Segment Start: SOURCE MATERIAL

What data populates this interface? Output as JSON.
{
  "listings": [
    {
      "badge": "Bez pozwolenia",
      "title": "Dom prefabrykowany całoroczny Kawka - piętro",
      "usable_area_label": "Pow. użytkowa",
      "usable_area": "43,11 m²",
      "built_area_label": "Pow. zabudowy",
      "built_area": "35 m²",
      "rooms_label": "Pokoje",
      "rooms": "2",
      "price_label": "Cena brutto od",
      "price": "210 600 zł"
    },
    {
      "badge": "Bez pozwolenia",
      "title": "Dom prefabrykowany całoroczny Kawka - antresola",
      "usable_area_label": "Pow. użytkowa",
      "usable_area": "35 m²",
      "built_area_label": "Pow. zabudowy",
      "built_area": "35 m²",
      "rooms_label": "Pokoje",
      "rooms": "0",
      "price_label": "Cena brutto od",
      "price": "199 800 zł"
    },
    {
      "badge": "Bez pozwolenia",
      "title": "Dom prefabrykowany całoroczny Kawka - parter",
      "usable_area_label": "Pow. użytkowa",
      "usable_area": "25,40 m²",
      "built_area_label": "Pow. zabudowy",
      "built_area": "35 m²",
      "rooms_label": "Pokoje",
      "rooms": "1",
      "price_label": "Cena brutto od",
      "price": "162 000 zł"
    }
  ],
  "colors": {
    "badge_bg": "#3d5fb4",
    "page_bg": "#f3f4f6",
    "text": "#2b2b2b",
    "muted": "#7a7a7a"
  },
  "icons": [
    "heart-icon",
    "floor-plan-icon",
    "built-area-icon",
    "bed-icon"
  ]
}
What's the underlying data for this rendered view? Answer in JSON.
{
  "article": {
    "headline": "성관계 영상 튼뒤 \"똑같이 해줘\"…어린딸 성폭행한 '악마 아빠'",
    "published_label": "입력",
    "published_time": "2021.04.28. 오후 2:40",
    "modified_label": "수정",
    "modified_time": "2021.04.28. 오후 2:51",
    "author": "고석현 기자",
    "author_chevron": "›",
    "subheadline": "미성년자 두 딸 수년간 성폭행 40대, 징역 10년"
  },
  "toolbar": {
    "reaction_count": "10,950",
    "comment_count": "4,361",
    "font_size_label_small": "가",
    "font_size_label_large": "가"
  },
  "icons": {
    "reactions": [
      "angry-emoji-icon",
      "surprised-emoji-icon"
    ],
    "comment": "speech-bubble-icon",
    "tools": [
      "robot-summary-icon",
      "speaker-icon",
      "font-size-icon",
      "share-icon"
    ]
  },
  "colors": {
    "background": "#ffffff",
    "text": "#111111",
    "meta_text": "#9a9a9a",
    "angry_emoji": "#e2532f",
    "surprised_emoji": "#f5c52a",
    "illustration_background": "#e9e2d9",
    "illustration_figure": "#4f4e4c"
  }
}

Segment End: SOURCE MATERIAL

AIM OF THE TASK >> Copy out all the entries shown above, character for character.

EXERCISE ANSWER >>
What data populates this interface? Output as JSON.
{
  "listings": [
    {
      "badge": "Bez pozwolenia",
      "title": "Dom prefabrykowany całoroczny Kawka - piętro",
      "usable_area_label": "Pow. użytkowa",
      "usable_area": "43,11 m²",
      "built_area_label": "Pow. zabudowy",
      "built_area": "35 m²",
      "rooms_label": "Pokoje",
      "rooms": "2",
      "price_label": "Cena brutto od",
      "price": "210 600 zł"
    },
    {
      "badge": "Bez pozwolenia",
      "title": "Dom prefabrykowany całoroczny Kawka - antresola",
      "usable_area_label": "Pow. użytkowa",
      "usable_area": "35 m²",
      "built_area_label": "Pow. zabudowy",
      "built_area": "35 m²",
      "rooms_label": "Pokoje",
      "rooms": "0",
      "price_label": "Cena brutto od",
      "price": "199 800 zł"
    },
    {
      "badge": "Bez pozwolenia",
      "title": "Dom prefabrykowany całoroczny Kawka - parter",
      "usable_area_label": "Pow. użytkowa",
      "usable_area": "25,40 m²",
      "built_area_label": "Pow. zabudowy",
      "built_area": "35 m²",
      "rooms_label": "Pokoje",
      "rooms": "1",
      "price_label": "Cena brutto od",
      "price": "162 000 zł"
    }
  ],
  "colors": {
    "badge_bg": "#3d5fb4",
    "page_bg": "#f3f4f6",
    "text": "#2b2b2b",
    "muted": "#7a7a7a"
  },
  "icons": [
    "heart-icon",
    "floor-plan-icon",
    "built-area-icon",
    "bed-icon"
  ]
}
What's the underlying data for this rendered view? Answer in JSON.
{
  "article": {
    "headline": "성관계 영상 튼뒤 \"똑같이 해줘\"…어린딸 성폭행한 '악마 아빠'",
    "published_label": "입력",
    "published_time": "2021.04.28. 오후 2:40",
    "modified_label": "수정",
    "modified_time": "2021.04.28. 오후 2:51",
    "author": "고석현 기자",
    "author_chevron": "›",
    "subheadline": "미성년자 두 딸 수년간 성폭행 40대, 징역 10년"
  },
  "toolbar": {
    "reaction_count": "10,950",
    "comment_count": "4,361",
    "font_size_label_small": "가",
    "font_size_label_large": "가"
  },
  "icons": {
    "reactions": [
      "angry-emoji-icon",
      "surprised-emoji-icon"
    ],
    "comment": "speech-bubble-icon",
    "tools": [
      "robot-summary-icon",
      "speaker-icon",
      "font-size-icon",
      "share-icon"
    ]
  },
  "colors": {
    "background": "#ffffff",
    "text": "#111111",
    "meta_text": "#9a9a9a",
    "angry_emoji": "#e2532f",
    "surprised_emoji": "#f5c52a",
    "illustration_background": "#e9e2d9",
    "illustration_figure": "#4f4e4c"
  }
}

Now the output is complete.